An astronaut aboard the International Space Station focused near the Sun’s reflection point to shoot this photograph of grid-patterned fish farms on the coast of China’s northeast province of Liaoning. The aquaculture basins have been built out from the wooded coast to a distance of nearly 6 kilometers (4 miles). Fish farms have been constructed at many points along the provincial coastline, but this group of basins facing the Yellow Sea is the largest. (Liaoning Province is the sixth in China in terms of aquaculture production.)
The basins are built on shallow seabeds, mudflats, and bays. Islands, such as the one at image center, often help anchor the construction of basins. Outer barriers protect the basins from winter storms. Water flow lines and a ship wake are visible near the river estuary.
Most aquaculture products are marketed live in China, with less than 5 percent processed for local or overseas markets. Shellfish, a traditional marine food source, still dominates the marine species production (77 percent), with sea fish a distant second (5 percent). About 4.3 million people are involved in freshwater and marine fish production in China (as of 2007).
Click here to view another high-contrast astronaut photograph of fish farms near the Nile Delta.
Astronaut photograph ISS044-E-89407 was acquired on September 6, 2015, with a Nikon D4 digital camera using an 1150 millimeter lens, and is provided by the ISS Crew Earth Observations Facility and the Earth Science and Remote Sensing Unit, Johnson Space Center. The image was taken by a member of the Expedition 44 crew. The image has been cropped and enhanced to improve contrast, and lens artifacts have been removed. The International Space Station Program supports the laboratory as part of the ISS National Lab to help astronauts take pictures of Earth that will be of the greatest value to scientists and the public, and to make those images freely available on the Internet. Additional images taken by astronauts and cosmonauts can be viewed at the NASA/JSC Gateway to Astronaut Photography of Earth. Caption by M. Justin Wilkinson, Texas State University, Jacobs Contract at NASA-JSC.

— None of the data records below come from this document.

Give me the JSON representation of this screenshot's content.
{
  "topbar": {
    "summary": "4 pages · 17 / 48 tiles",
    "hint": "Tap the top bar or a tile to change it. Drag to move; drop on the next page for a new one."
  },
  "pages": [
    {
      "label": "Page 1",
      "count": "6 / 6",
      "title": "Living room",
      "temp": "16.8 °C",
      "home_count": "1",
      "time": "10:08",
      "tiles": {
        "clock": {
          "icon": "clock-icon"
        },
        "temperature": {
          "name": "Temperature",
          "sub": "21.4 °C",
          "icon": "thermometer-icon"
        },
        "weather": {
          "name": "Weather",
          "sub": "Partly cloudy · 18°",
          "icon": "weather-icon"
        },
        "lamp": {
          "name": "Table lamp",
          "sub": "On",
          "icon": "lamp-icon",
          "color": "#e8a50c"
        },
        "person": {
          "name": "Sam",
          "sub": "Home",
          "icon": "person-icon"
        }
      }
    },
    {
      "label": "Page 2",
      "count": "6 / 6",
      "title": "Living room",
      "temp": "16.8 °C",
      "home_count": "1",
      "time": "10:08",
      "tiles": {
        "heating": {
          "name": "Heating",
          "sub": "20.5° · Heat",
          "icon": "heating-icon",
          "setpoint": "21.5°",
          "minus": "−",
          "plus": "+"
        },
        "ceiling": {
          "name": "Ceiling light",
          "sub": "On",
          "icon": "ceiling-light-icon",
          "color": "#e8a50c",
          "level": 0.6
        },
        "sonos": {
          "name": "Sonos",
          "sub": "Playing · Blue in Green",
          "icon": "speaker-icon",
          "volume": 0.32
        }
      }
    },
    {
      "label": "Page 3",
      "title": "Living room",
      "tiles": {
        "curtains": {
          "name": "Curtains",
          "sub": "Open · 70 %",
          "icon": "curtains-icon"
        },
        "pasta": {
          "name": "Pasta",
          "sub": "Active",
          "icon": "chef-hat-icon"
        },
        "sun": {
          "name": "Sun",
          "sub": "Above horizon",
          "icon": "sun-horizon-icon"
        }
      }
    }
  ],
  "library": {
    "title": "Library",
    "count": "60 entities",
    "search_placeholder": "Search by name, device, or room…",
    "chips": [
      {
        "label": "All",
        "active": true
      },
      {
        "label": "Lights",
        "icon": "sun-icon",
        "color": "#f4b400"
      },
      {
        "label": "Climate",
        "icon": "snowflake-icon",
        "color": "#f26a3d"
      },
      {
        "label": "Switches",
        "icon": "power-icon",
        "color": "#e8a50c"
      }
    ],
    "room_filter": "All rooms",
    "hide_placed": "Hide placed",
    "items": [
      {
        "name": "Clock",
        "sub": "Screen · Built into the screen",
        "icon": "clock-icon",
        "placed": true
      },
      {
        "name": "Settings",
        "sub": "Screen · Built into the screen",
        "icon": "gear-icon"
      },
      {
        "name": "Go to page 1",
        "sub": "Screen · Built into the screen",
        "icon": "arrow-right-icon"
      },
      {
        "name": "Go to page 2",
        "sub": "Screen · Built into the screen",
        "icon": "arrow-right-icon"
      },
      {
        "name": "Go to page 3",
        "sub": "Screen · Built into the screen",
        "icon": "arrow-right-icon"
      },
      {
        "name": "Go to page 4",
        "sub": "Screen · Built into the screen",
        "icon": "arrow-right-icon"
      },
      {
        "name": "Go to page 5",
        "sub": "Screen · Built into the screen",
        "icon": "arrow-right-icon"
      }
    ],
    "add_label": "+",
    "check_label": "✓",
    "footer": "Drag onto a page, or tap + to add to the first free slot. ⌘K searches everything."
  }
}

In the last three decades, Egypt has greatly modified a series of lagoons and lakes along the northeast coast of the Nile Delta for the production of fish. Partial sunglint in this astronaut photograph reveals numerous details in one such fishery. Sunglint is light reflected directly back from a surface—usually water—to the viewer (or to a camera or satellite sensor). Waves generated by northwesterly winds (lower left to upper right in this view) have created the frond-like sand spit along the coast (image top). Faint sea swells are visible at image upper left as a pattern of dark and light lines. Dark patches in the center of the image are shadows cast by small clouds, which appear pewter-gray compared to the golden sunglint on the watery surfaces below.